Just like Modest Mouse, this is good news for people who love bad news! Back today — and every Sunday of the season— is the weekly injury report. Here is this week’s injuries and health situations to keep an eye on.

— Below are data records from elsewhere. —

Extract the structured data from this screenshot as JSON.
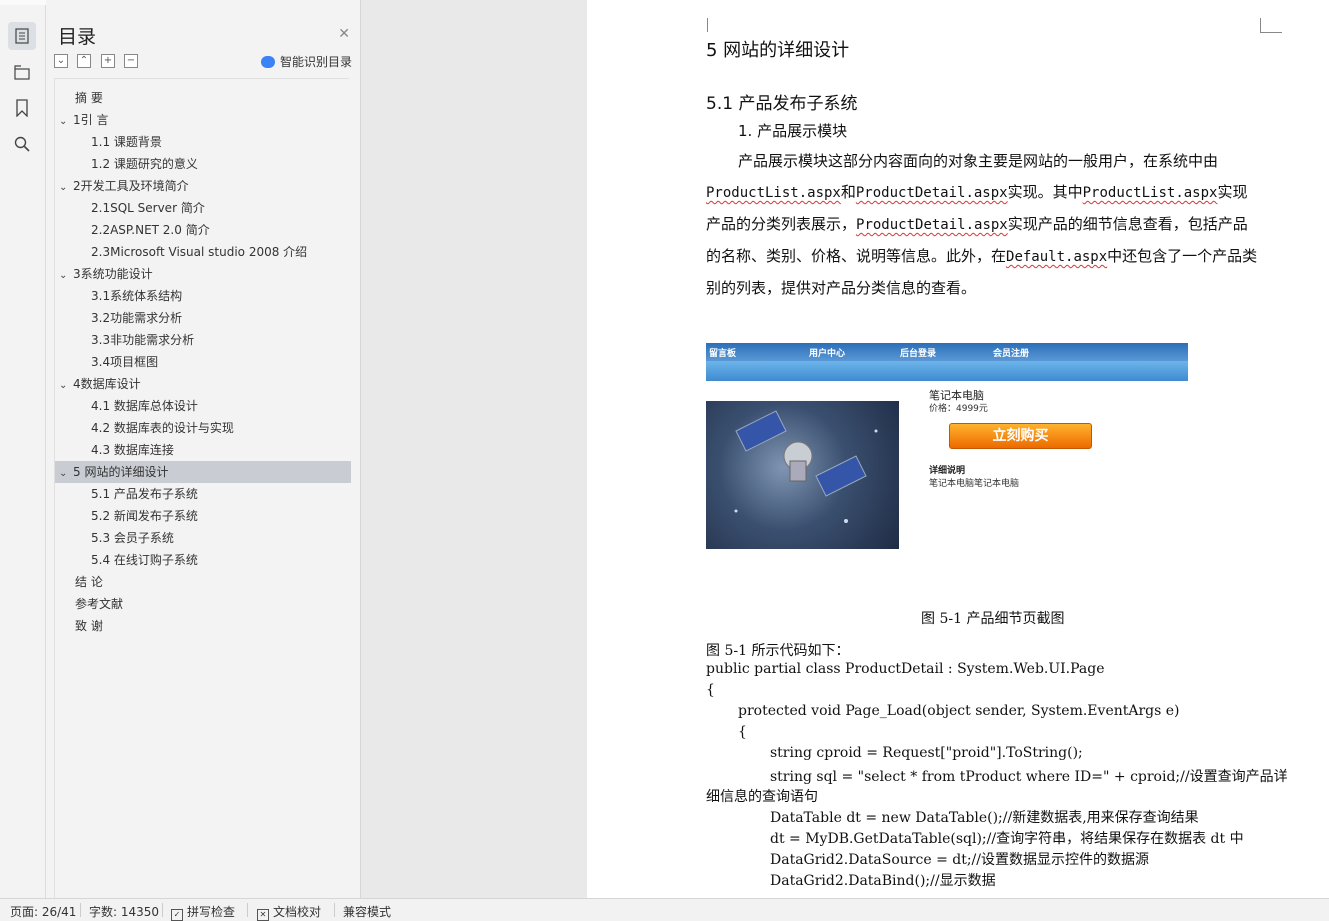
{
  "sidebar_icons": [
    "outline-icon",
    "navigation-icon",
    "bookmark-icon",
    "search-icon"
  ],
  "toc": {
    "title": "目录",
    "smart_label": "智能识别目录",
    "items": [
      {
        "label": "摘  要",
        "level": 0,
        "chev": ""
      },
      {
        "label": "1引  言",
        "level": 0,
        "chev": "v"
      },
      {
        "label": "1.1 课题背景",
        "level": 1,
        "chev": ""
      },
      {
        "label": "1.2  课题研究的意义",
        "level": 1,
        "chev": ""
      },
      {
        "label": "2开发工具及环境简介",
        "level": 0,
        "chev": "v"
      },
      {
        "label": "2.1SQL Server  简介",
        "level": 1,
        "chev": ""
      },
      {
        "label": "2.2ASP.NET 2.0 简介",
        "level": 1,
        "chev": ""
      },
      {
        "label": "2.3Microsoft Visual studio 2008  介绍",
        "level": 1,
        "chev": ""
      },
      {
        "label": "3系统功能设计",
        "level": 0,
        "chev": "v"
      },
      {
        "label": "3.1系统体系结构",
        "level": 1,
        "chev": ""
      },
      {
        "label": "3.2功能需求分析",
        "level": 1,
        "chev": ""
      },
      {
        "label": "3.3非功能需求分析",
        "level": 1,
        "chev": ""
      },
      {
        "label": "3.4项目框图",
        "level": 1,
        "chev": ""
      },
      {
        "label": "4数据库设计",
        "level": 0,
        "chev": "v"
      },
      {
        "label": "4.1 数据库总体设计",
        "level": 1,
        "chev": ""
      },
      {
        "label": "4.2 数据库表的设计与实现",
        "level": 1,
        "chev": ""
      },
      {
        "label": "4.3  数据库连接",
        "level": 1,
        "chev": ""
      },
      {
        "label": "5 网站的详细设计",
        "level": 0,
        "chev": "v",
        "selected": true
      },
      {
        "label": "5.1 产品发布子系统",
        "level": 1,
        "chev": ""
      },
      {
        "label": "5.2 新闻发布子系统",
        "level": 1,
        "chev": ""
      },
      {
        "label": "5.3  会员子系统",
        "level": 1,
        "chev": ""
      },
      {
        "label": "5.4 在线订购子系统",
        "level": 1,
        "chev": ""
      },
      {
        "label": "结  论",
        "level": 0,
        "chev": ""
      },
      {
        "label": "参考文献",
        "level": 0,
        "chev": ""
      },
      {
        "label": "致  谢",
        "level": 0,
        "chev": ""
      }
    ]
  },
  "document": {
    "h1": "5 网站的详细设计",
    "h2": "5.1 产品发布子系统",
    "h3": "1.  产品展示模块",
    "para": {
      "t1": "产品展示模块这部分内容面向的对象主要是网站的一般用户，在系统中由",
      "c1": "ProductList.aspx",
      "t2": "和",
      "c2": "ProductDetail.aspx",
      "t3": "实现。其中",
      "c3": "ProductList.aspx",
      "t4": "实现产品的分类列表展示，",
      "c4": "ProductDetail.aspx",
      "t5": "实现产品的细节信息查看，包括产品的名称、类别、价格、说明等信息。此外，在",
      "c5": "Default.aspx",
      "t6": "中还包含了一个产品类别的列表，提供对产品分类信息的查看。"
    },
    "screenshot": {
      "nav": [
        "留言板",
        "用户中心",
        "后台登录",
        "会员注册"
      ],
      "product_name": "笔记本电脑",
      "price": "价格：4999元",
      "buy_button": "立刻购买",
      "detail_title": "详细说明",
      "detail_text": "笔记本电脑笔记本电脑"
    },
    "caption": "图 5-1  产品细节页截图",
    "code_intro": "图 5-1 所示代码如下：",
    "code": [
      "public partial class ProductDetail : System.Web.UI.Page",
      "{",
      "protected void Page_Load(object sender, System.EventArgs e)",
      "{",
      "string cproid = Request[\"proid\"].ToString();",
      "string sql = \"select * from tProduct where ID=\" + cproid;//设置查询产品详",
      "细信息的查询语句",
      "DataTable dt = new DataTable();//新建数据表,用来保存查询结果",
      "dt = MyDB.GetDataTable(sql);//查询字符串，将结果保存在数据表 dt 中",
      "DataGrid2.DataSource = dt;//设置数据显示控件的数据源",
      "DataGrid2.DataBind();//显示数据"
    ]
  },
  "status": {
    "page": "页面: 26/41",
    "words": "字数: 14350",
    "spell": "拼写检查",
    "proof": "文档校对",
    "compat": "兼容模式"
  }
}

Andrew McCutchen, Pirates: Cutch was removed after being plunked on the elbow from an errant Julio Teheran pitch in the first inning of Saturday’s game. An initial X-ray came back negative, though the club is set to reevaluate him at some point today. Over the past three seasons McCutchen has been struck by 28 pitches, tied for eighth most in the majors. Despite being pelted by inside pitches, he’s managed to appear in more than 145 games every season since 2010 and has been a durable and reliable offensive force. If Cutch does go on the disabled list, some time off for him to rest his legs may not be the worst thing as he’s recorded just four steals on six attempts. It’s possible he’s simply running less due to his spot in the lineup, but last year he nabbed 21 bags. The Pirates haven’t changed their overall run philosophy as heading into Saturday they’ve attempted the sixth most steals so the running game appears to be up to Cutch.Please, blog, may I have some more?
Organizational Talent Rankings via Baseball America

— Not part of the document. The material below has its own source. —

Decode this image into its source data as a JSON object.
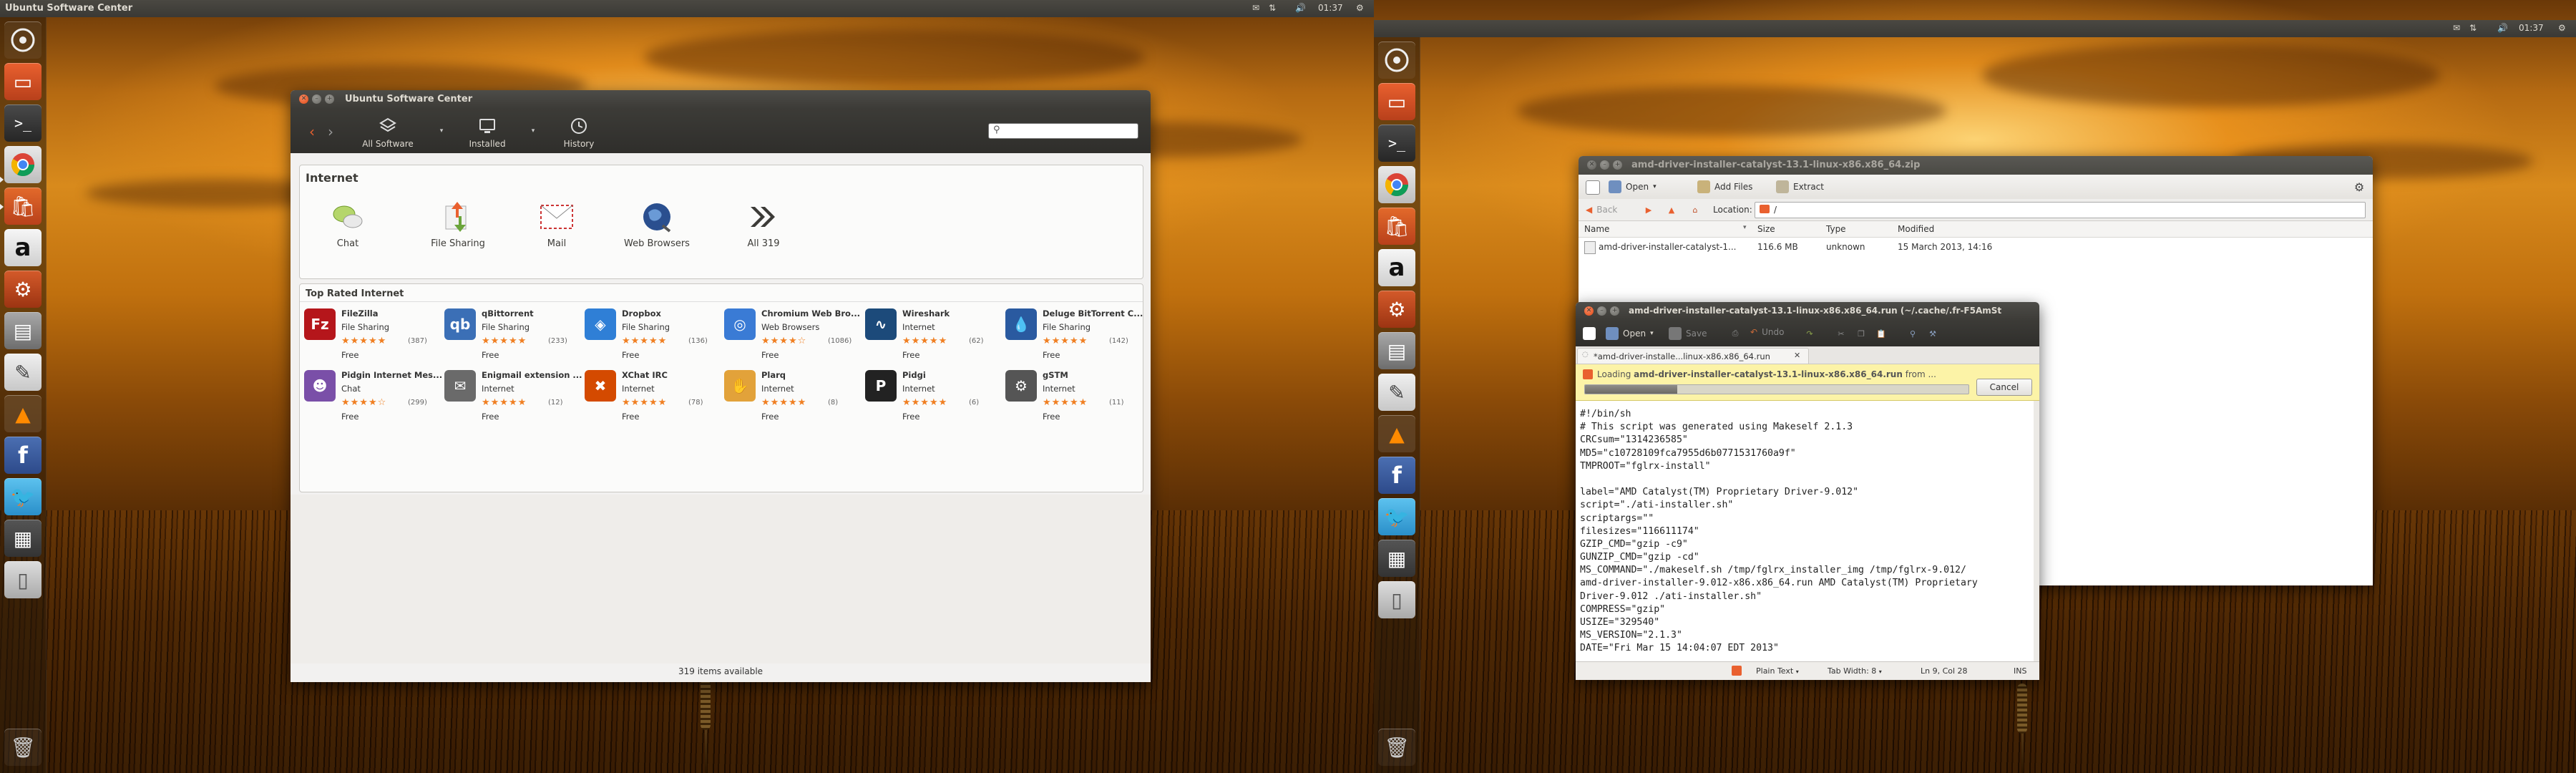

2012 (6) | 2011 (5) | 2010 (22) | 2009 (15) | 2008 (5)
2012 Affiliate Records
MLB: [95-67] AL East
AAA: [84-60] International League – Scranton/Wilkes-Barre
AA: [79-63] Eastern League – Trenton
A+: [65-70] Florida State League – Tampa
A: [73-63] South Atlantic League – Charleston
A(ss): [30-45] New York-Penn League — Staten Island
Cody Eppley (RHP)
The Run Down
It was an interesting 2012 for this Yankees system, as high-impact bats (see Austin and Williams) took huge steps forward, while a slew of promising pitching prospects (see Campos, Banuelos, Hensley) were held up because of injury, or risk thereof. The Yankees also watched helplessly as the wheels completely fell off of the once highly-touted RHP, Dellin Betances. What’s left is a system that appears out of balance in favor of hitting. But that’s not to suggest there’s no hope for the arms — both Jose Campos and Manny Banuelos bring front-of-the-rotation potential if they’re able to stay on the field. Sure, the health factor makes the pitching depth incredibly uncertain here, but there are plenty of systems who are worse off with regard to starting pitching. And even if all these dudes have their arms fall off this summer, Yankees fans can rest assured that big league acquisitions will keep New York at (or near) the top of the AL East.